Retype every entry below exactly as it stands.

====

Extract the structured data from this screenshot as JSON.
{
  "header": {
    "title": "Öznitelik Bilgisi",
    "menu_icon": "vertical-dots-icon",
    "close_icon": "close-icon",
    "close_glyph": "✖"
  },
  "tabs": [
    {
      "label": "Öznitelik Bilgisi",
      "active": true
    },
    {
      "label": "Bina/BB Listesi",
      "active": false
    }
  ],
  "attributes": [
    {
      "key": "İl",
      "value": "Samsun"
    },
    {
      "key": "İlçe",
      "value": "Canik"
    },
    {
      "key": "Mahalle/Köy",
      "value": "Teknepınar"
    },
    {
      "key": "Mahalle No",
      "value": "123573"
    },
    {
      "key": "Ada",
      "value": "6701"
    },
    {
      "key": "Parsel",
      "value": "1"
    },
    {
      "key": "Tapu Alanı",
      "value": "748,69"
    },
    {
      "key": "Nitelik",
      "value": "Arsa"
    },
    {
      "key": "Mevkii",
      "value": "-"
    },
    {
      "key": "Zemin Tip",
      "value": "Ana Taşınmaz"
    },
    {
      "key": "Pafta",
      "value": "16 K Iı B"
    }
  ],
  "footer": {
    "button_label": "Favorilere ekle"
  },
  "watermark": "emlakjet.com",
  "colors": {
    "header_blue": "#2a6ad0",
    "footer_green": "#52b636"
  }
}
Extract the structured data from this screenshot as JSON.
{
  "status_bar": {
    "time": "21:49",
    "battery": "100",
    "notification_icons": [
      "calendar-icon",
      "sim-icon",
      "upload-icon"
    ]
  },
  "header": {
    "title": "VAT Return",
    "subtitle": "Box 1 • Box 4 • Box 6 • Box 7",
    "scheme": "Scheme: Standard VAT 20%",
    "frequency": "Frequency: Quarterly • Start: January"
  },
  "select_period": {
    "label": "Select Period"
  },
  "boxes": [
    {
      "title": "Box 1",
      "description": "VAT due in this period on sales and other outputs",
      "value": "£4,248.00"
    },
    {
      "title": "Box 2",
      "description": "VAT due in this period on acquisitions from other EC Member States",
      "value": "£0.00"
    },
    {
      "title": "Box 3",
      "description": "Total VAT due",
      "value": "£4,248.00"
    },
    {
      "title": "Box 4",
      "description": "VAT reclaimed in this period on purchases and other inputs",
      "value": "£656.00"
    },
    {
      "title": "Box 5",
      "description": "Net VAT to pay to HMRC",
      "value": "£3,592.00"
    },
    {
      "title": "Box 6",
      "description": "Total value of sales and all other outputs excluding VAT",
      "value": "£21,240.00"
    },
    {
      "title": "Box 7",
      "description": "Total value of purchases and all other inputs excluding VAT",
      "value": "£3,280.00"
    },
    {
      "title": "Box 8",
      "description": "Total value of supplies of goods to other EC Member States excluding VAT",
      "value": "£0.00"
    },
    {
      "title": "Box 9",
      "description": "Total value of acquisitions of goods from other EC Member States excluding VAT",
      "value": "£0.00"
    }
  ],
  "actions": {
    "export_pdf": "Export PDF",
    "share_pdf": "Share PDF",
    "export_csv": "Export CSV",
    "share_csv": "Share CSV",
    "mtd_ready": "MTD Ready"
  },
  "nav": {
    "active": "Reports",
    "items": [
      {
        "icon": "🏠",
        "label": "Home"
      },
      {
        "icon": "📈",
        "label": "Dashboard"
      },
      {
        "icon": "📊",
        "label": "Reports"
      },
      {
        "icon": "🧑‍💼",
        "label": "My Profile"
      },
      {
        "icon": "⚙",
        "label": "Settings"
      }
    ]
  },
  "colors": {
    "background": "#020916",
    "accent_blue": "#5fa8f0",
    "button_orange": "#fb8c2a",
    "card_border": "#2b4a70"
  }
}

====

RESULT OF THIS TASK
Extract the structured data from this screenshot as JSON.
{
  "header": {
    "title": "Öznitelik Bilgisi",
    "menu_icon": "vertical-dots-icon",
    "close_icon": "close-icon",
    "close_glyph": "✖"
  },
  "tabs": [
    {
      "label": "Öznitelik Bilgisi",
      "active": true
    },
    {
      "label": "Bina/BB Listesi",
      "active": false
    }
  ],
  "attributes": [
    {
      "key": "İl",
      "value": "Samsun"
    },
    {
      "key": "İlçe",
      "value": "Canik"
    },
    {
      "key": "Mahalle/Köy",
      "value": "Teknepınar"
    },
    {
      "key": "Mahalle No",
      "value": "123573"
    },
    {
      "key": "Ada",
      "value": "6701"
    },
    {
      "key": "Parsel",
      "value": "1"
    },
    {
      "key": "Tapu Alanı",
      "value": "748,69"
    },
    {
      "key": "Nitelik",
      "value": "Arsa"
    },
    {
      "key": "Mevkii",
      "value": "-"
    },
    {
      "key": "Zemin Tip",
      "value": "Ana Taşınmaz"
    },
    {
      "key": "Pafta",
      "value": "16 K Iı B"
    }
  ],
  "footer": {
    "button_label": "Favorilere ekle"
  },
  "watermark": "emlakjet.com",
  "colors": {
    "header_blue": "#2a6ad0",
    "footer_green": "#52b636"
  }
}
Extract the structured data from this screenshot as JSON.
{
  "status_bar": {
    "time": "21:49",
    "battery": "100",
    "notification_icons": [
      "calendar-icon",
      "sim-icon",
      "upload-icon"
    ]
  },
  "header": {
    "title": "VAT Return",
    "subtitle": "Box 1 • Box 4 • Box 6 • Box 7",
    "scheme": "Scheme: Standard VAT 20%",
    "frequency": "Frequency: Quarterly • Start: January"
  },
  "select_period": {
    "label": "Select Period"
  },
  "boxes": [
    {
      "title": "Box 1",
      "description": "VAT due in this period on sales and other outputs",
      "value": "£4,248.00"
    },
    {
      "title": "Box 2",
      "description": "VAT due in this period on acquisitions from other EC Member States",
      "value": "£0.00"
    },
    {
      "title": "Box 3",
      "description": "Total VAT due",
      "value": "£4,248.00"
    },
    {
      "title": "Box 4",
      "description": "VAT reclaimed in this period on purchases and other inputs",
      "value": "£656.00"
    },
    {
      "title": "Box 5",
      "description": "Net VAT to pay to HMRC",
      "value": "£3,592.00"
    },
    {
      "title": "Box 6",
      "description": "Total value of sales and all other outputs excluding VAT",
      "value": "£21,240.00"
    },
    {
      "title": "Box 7",
      "description": "Total value of purchases and all other inputs excluding VAT",
      "value": "£3,280.00"
    },
    {
      "title": "Box 8",
      "description": "Total value of supplies of goods to other EC Member States excluding VAT",
      "value": "£0.00"
    },
    {
      "title": "Box 9",
      "description": "Total value of acquisitions of goods from other EC Member States excluding VAT",
      "value": "£0.00"
    }
  ],
  "actions": {
    "export_pdf": "Export PDF",
    "share_pdf": "Share PDF",
    "export_csv": "Export CSV",
    "share_csv": "Share CSV",
    "mtd_ready": "MTD Ready"
  },
  "nav": {
    "active": "Reports",
    "items": [
      {
        "icon": "🏠",
        "label": "Home"
      },
      {
        "icon": "📈",
        "label": "Dashboard"
      },
      {
        "icon": "📊",
        "label": "Reports"
      },
      {
        "icon": "🧑‍💼",
        "label": "My Profile"
      },
      {
        "icon": "⚙",
        "label": "Settings"
      }
    ]
  },
  "colors": {
    "background": "#020916",
    "accent_blue": "#5fa8f0",
    "button_orange": "#fb8c2a",
    "card_border": "#2b4a70"
  }
}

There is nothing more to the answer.